Andrew L: Yeah. So two I would say that are great, Peep Laja, I guess his name is. Or Laja?
Nehal K: Yeah, yeah.
Andrew L: From ConversionXL. I think he does a great job. And I mean, he’s super, super smart and teaches some great things. And then, my buddies over at Traffic & Conversion with DigitalMarketer, Perry, Ryan, and Roland, and their whole team. I mean, those guys are amazing and I think they teach excellent, excellent ways to look at conversion optimizations and have some really good SOP, standard operating procedures.
So I think those guys, if you don’t have a lot of money, you can join like their DM Lab. And I’m not promoting them from the stand of, I believe in what they do. I’ve taken things that they’ve showed me and shown my organization. And I can thoroughly say that there are things that I have learned from them that have taken our businesses from certain levels and brought them to much bigger levels. Those guys know and they have the beat on who else is testing different things. So I just would go to those sources.
Nehal K: Gotcha. If there’s anything in terms of for entrepreneurs when they’re getting started with this process of improving their conversion, most people just focus on traffic or they’ll focus on like let me launch a new product, or let me change my offer. Whatever the case is, conversion usually isn’t like at the highest priority. Just to wrap up, what would be your main advice for people who are getting started with this? Where they know they should be investing time and energy and potentially cash in this process, they just haven’t. So if they’re just getting started, already seeing results from other parts of their business, but conversion hasn’t been the priority, what would your advice be to actually make sure that they’re getting started and doing it right?
Andrew L: I mean, probably going and taking like a little course. Again, it’d be something that Peep offers or one of these other guys, a digital marketer, just to learn the fundamentals. Right, because they’re the fundamentals of conversion optimization. Understanding what it means and, again, really going into Google Analytics and looking at the data. Because if you look at the data in there, it’s going to force yourself to say I need to focus on conversion optimization.

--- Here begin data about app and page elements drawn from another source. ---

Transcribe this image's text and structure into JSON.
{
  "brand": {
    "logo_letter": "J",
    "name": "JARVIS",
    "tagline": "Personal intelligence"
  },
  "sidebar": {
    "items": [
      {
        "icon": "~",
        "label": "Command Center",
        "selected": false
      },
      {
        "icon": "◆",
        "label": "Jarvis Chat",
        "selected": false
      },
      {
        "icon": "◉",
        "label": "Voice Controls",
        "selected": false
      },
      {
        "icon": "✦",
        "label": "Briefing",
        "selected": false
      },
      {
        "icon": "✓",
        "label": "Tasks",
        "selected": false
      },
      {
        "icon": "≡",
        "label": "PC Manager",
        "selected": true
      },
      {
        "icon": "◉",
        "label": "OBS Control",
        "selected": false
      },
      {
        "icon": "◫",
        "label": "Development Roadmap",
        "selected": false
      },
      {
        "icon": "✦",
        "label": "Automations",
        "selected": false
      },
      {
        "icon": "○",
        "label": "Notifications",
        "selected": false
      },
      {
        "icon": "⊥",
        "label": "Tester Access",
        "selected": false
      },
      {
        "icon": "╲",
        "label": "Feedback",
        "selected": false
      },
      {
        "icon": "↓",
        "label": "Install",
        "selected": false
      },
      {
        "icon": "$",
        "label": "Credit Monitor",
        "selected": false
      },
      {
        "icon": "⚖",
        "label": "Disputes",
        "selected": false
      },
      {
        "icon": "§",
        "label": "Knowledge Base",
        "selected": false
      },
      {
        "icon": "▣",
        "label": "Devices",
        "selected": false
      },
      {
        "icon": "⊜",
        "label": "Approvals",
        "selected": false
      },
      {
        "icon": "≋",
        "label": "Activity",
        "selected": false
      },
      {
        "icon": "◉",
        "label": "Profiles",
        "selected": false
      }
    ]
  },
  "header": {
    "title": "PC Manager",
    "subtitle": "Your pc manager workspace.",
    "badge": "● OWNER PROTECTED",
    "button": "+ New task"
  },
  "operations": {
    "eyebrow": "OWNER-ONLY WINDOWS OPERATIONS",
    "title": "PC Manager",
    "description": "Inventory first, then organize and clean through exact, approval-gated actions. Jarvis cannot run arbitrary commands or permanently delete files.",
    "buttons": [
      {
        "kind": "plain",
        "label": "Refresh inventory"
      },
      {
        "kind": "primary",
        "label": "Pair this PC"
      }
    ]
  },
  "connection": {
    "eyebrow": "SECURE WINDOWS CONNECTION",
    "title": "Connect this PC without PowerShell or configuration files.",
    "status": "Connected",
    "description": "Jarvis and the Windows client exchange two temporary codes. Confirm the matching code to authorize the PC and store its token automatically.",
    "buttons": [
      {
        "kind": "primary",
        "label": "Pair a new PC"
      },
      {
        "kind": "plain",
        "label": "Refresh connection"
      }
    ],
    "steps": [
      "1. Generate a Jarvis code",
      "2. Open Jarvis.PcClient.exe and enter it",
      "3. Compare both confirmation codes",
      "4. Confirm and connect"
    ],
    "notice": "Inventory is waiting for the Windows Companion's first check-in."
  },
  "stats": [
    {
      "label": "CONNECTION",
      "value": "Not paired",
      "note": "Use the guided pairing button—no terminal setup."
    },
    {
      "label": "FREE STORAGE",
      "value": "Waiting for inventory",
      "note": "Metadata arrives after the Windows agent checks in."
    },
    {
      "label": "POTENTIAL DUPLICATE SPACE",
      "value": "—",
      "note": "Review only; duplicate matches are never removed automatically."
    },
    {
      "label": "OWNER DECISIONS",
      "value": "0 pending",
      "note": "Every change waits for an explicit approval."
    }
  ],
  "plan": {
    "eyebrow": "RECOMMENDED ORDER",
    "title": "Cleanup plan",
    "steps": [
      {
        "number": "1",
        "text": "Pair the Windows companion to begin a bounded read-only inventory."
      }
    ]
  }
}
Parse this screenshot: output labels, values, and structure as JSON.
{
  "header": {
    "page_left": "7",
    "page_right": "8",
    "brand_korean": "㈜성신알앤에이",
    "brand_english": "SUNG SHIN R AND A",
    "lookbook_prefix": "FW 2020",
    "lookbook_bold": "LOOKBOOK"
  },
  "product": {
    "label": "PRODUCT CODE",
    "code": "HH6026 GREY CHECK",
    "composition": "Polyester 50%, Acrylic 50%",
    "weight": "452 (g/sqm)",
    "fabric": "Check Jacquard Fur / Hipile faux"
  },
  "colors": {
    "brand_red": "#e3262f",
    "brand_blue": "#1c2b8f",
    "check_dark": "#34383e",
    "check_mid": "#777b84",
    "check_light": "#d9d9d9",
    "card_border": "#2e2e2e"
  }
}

If you ignore that data, and you’re just looking at things like, oh well, my ad is converting. I’m generating some money. And you don’t have the other real back-end data, you’re never going to focus on it, so you have to look at your data. I mean, the data’s everything. Amazon doesn’t grow because Amazon grows based on whims and hopes and prayers. They look at the data and they make very, very educated decisions that are probably very accurate based off of data. You have the data. Look at your data. That’s probably the key thing is, really look at your data. Everyone ignores it. Not everyone. Most entrepreneurs ignore it.
Nehal K: Right. And where can people reach out to you if they want to connect with you if they want to just learn more about what is it that you do? Or potentially-
Andrew L: Yeah, yeah. No. I mean, sorry. You can go to my website, andrew lermsider.com. And then, really you can follow me on Instagram @andrewlermsider. I’m being honest, I go through spurts where I’m posting a lot, and I go through spurts where I’m not. It just depends on where I am. If I’m starting a new business or consulting for too many clients, and I’m just not in the mode of producing content from a personal branding standpoint. So you can follow me there, and I think I have some new stuff that’s going to be coming out soon, so.
Nehal K: Perfect. Well, Andrew thank you so much for coming on, Man. I really appreciate your time.
Andrew L: Of course, Man. Pleasure.
Nehal K: All right. See you guys on the next one.